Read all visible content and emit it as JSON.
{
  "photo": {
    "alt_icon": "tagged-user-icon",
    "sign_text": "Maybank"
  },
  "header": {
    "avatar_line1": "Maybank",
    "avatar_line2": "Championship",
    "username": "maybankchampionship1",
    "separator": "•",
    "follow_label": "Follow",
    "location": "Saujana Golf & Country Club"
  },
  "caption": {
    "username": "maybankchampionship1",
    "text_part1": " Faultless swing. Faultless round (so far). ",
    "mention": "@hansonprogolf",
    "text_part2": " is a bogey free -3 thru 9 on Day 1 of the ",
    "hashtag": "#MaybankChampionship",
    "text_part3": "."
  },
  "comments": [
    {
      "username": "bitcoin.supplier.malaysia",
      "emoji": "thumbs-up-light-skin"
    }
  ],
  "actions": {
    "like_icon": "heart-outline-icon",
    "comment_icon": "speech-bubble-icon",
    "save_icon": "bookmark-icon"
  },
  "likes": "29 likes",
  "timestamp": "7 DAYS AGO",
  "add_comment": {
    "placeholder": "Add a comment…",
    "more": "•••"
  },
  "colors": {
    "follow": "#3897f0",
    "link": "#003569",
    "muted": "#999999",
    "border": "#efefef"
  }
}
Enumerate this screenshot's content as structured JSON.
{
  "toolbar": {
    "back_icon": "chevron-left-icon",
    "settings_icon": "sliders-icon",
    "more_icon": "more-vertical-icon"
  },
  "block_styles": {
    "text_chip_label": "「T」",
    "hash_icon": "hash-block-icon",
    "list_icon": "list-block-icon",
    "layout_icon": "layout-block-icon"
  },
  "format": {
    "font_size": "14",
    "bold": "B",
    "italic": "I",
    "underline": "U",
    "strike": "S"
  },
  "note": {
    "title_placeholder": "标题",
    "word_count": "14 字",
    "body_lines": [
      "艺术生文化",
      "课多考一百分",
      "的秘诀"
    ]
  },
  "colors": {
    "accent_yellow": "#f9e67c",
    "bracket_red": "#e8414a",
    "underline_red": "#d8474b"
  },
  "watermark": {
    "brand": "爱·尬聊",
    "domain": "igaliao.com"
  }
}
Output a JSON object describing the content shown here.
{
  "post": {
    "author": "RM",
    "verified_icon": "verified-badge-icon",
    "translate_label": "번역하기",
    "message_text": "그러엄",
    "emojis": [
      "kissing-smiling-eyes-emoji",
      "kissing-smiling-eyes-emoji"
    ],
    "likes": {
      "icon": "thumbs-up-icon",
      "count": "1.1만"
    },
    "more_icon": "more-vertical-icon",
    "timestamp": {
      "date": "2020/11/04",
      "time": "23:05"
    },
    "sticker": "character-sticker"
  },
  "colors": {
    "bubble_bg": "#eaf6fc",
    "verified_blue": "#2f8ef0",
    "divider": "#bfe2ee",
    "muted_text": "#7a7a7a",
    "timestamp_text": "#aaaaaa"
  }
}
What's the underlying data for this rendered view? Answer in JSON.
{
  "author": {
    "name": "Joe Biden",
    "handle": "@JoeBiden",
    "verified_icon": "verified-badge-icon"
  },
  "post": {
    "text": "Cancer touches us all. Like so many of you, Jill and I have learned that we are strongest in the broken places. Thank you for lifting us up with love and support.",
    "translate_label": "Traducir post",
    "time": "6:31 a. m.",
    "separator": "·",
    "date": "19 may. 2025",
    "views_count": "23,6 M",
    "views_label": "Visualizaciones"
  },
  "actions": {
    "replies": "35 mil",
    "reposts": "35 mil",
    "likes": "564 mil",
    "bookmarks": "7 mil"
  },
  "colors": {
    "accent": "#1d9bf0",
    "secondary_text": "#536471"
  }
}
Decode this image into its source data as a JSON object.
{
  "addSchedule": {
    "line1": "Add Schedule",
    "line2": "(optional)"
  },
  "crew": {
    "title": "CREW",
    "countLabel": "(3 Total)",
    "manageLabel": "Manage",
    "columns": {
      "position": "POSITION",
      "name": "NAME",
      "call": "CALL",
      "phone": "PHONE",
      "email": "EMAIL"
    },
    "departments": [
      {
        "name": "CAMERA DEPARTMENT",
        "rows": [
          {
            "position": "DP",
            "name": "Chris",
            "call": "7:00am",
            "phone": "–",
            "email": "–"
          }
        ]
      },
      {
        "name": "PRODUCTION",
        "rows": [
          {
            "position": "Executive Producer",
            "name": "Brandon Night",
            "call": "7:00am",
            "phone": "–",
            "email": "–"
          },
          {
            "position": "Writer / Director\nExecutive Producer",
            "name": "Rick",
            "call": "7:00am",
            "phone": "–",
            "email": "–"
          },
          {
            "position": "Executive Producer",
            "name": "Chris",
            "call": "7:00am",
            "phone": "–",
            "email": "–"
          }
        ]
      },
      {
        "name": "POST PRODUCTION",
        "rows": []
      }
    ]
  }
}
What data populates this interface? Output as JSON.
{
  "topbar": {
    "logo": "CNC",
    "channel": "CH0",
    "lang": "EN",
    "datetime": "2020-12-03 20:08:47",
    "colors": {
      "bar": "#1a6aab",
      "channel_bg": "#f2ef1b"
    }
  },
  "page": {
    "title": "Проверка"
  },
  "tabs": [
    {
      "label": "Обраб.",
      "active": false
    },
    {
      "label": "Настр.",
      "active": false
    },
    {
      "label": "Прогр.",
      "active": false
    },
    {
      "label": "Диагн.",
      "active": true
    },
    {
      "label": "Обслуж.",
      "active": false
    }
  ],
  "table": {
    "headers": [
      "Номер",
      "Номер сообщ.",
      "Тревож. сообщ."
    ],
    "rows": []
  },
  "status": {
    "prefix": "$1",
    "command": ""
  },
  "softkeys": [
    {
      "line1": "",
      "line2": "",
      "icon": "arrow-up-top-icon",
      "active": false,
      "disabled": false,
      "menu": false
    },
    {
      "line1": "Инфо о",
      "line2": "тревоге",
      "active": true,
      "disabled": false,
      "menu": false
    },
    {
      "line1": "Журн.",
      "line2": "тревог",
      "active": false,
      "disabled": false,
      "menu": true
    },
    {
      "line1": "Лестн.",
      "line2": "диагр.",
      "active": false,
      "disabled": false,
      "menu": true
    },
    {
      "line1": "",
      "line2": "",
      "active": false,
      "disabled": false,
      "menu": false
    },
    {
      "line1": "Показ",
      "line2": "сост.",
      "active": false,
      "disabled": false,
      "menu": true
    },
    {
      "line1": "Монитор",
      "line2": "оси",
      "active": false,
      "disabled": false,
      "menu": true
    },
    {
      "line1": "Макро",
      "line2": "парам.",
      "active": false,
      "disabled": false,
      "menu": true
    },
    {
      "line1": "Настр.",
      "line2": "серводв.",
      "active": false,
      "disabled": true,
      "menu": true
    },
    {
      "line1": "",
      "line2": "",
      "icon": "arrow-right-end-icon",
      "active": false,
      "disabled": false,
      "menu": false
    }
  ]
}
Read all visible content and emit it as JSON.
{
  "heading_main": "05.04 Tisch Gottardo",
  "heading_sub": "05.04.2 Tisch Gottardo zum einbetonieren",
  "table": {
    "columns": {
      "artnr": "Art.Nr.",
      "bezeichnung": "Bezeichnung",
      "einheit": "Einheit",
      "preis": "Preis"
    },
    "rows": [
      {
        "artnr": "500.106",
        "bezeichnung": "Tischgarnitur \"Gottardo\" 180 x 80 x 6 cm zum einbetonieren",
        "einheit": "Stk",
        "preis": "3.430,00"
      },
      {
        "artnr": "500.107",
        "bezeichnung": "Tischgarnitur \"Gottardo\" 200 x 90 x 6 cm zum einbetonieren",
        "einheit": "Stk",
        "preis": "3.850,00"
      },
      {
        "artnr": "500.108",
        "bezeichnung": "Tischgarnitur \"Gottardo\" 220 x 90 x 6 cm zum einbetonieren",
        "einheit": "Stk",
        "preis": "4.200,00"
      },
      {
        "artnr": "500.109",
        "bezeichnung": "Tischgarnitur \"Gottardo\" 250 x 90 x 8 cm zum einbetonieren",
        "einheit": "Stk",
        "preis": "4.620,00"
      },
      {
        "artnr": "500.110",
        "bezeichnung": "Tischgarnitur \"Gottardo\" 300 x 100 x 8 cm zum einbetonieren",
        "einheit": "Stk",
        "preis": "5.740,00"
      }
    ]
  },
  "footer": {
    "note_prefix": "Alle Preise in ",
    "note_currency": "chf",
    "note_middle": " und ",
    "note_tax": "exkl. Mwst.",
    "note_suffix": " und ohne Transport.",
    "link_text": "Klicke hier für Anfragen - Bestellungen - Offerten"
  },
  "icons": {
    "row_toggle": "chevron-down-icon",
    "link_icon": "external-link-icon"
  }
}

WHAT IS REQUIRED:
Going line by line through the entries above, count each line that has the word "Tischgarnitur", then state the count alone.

RESULT OF THIS TASK:
5